    Strange Famous it depends on who is looking...

    Ipswich, UK
    I agree with much of what you said, but I have one dispute and I will state it one line if you can answer it one or two lines.

    Who decides and how to they decide who are the "most unsavoury" murderers who are worthy of death?
  17. rogue49

    rogue49 Tech Kung Fu Artist Staff Member

    Again, the decision should be obvious...but since I said it can be rationalized either way.
    It should be you.
  18. redravin

    redravin Cynical Optimist Donor

    I have mixed feelings on the subject.
    I'm not adverse to putting a bullet in the head of someone who has committed mass killings but I have an issue with the criminal justice system.
    Blackstone's formulation tends to make sense to me.
    "Better that ten innocent men go free than that one innocent man suffer."

    This article pretty much proves that the death penalty is a dangerous thing and needs to end.

    Shocking Number Of Innocent People Sentenced To Death, Study Finds
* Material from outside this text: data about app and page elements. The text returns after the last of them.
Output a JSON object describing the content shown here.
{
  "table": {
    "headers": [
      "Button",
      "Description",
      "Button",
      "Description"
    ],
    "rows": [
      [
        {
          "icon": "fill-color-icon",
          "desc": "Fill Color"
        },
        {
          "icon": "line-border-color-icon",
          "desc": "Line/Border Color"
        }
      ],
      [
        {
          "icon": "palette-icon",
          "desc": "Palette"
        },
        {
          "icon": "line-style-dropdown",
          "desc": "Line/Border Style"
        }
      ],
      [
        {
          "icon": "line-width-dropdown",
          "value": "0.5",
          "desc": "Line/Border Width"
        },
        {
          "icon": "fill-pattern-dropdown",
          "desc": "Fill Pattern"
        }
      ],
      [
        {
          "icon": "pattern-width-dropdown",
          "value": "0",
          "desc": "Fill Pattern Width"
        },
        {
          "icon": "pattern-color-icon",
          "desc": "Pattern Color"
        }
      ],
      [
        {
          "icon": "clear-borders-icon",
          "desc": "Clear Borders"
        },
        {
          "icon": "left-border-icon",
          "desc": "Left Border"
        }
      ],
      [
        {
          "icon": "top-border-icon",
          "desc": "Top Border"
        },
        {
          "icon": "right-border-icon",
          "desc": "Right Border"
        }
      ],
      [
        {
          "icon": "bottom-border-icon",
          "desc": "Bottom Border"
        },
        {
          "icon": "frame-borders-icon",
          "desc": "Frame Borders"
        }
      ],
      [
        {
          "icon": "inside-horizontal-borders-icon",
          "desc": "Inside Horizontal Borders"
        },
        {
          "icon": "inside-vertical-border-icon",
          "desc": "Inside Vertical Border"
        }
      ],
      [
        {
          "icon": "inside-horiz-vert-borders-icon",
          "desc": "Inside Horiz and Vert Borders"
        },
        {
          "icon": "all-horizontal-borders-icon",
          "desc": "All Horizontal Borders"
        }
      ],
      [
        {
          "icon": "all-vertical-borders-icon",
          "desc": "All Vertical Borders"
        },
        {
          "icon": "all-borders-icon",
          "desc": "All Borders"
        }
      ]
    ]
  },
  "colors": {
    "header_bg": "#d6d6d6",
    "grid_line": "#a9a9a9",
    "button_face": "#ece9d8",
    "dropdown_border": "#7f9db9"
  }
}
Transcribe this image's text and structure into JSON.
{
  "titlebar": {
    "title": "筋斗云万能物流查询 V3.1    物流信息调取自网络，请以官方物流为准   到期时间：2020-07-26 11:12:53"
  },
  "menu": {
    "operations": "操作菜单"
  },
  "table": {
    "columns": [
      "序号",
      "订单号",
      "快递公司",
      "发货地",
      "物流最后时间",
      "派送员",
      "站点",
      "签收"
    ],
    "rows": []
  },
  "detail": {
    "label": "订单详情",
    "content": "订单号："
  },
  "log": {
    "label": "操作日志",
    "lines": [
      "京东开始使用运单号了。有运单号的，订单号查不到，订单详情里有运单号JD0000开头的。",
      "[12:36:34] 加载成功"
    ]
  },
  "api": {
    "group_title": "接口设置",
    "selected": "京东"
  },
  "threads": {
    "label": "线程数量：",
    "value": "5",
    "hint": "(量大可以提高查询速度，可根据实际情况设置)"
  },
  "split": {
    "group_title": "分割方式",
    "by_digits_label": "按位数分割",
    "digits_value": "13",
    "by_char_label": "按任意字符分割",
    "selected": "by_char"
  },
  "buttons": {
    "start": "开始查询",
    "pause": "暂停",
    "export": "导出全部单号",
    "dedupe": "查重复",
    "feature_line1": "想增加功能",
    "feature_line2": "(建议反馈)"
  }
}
  19. rogue49

    rogue49 Tech Kung Fu Artist Staff Member

    obvious is obvious.